Assignment:
Check every line of the data for the string "including" and copy the ones that have it.

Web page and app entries
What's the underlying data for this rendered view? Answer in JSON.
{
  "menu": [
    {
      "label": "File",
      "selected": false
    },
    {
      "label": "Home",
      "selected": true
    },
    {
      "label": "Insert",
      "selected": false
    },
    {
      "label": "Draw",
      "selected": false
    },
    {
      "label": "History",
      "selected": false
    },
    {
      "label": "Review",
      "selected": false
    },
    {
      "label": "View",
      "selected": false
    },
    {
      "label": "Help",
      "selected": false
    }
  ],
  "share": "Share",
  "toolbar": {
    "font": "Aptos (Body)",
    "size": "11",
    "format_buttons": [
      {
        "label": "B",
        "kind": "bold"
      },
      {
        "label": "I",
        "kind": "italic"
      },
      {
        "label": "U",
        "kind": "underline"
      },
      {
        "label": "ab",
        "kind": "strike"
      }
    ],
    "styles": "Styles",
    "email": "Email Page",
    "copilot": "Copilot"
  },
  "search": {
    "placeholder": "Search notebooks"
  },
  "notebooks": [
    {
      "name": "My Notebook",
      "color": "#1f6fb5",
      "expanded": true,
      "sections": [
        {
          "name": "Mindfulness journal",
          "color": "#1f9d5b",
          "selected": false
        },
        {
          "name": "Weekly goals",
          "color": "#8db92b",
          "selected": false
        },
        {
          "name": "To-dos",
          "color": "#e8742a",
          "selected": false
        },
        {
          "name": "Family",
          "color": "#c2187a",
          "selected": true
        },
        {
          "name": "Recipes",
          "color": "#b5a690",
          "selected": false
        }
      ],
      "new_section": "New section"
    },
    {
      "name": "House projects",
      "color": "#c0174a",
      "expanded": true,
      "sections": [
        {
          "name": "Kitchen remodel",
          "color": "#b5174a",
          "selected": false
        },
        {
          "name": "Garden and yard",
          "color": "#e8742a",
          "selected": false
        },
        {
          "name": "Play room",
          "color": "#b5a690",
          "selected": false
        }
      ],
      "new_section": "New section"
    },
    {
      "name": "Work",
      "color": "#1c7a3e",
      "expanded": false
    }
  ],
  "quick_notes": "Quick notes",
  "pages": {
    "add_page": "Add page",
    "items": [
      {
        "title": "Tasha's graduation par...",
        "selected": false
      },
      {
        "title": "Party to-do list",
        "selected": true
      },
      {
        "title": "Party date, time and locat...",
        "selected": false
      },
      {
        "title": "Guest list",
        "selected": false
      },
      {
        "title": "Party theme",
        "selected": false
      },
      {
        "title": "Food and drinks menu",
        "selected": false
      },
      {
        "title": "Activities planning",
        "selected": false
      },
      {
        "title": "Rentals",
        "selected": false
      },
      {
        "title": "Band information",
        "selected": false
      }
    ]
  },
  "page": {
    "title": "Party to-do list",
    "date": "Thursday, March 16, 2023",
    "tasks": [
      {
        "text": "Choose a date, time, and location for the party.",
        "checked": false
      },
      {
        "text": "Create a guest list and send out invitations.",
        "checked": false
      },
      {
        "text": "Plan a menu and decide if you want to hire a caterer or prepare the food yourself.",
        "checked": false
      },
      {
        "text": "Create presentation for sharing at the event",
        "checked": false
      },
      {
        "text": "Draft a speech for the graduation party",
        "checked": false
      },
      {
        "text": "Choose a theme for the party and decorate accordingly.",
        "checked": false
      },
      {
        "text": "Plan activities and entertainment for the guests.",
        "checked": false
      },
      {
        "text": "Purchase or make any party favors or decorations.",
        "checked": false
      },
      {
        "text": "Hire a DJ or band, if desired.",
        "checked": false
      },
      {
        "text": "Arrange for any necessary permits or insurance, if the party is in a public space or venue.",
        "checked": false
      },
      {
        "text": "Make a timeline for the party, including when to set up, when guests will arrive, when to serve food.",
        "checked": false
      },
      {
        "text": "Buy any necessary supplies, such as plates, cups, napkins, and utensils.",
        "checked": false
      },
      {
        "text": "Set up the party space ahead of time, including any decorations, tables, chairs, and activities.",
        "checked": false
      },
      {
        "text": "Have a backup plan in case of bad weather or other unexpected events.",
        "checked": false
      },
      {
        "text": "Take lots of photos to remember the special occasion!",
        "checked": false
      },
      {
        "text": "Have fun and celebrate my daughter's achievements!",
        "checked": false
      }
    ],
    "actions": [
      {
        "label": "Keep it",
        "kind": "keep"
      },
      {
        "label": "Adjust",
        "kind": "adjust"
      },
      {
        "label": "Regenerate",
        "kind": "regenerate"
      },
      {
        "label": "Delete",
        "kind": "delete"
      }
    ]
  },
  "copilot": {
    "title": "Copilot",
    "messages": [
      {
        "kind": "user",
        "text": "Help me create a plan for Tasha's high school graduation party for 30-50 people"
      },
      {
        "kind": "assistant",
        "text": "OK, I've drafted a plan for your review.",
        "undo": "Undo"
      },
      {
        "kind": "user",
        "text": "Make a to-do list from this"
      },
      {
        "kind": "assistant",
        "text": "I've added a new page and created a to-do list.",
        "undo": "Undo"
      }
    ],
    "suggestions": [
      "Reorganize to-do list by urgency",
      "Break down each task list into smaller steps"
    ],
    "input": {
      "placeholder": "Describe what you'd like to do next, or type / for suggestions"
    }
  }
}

Response:
        "text": "Make a timeline for the party, including when to set up, when guests will arrive, when to serve food.",
        "text": "Set up the party space ahead of time, including any decorations, tables, chairs, and activities.",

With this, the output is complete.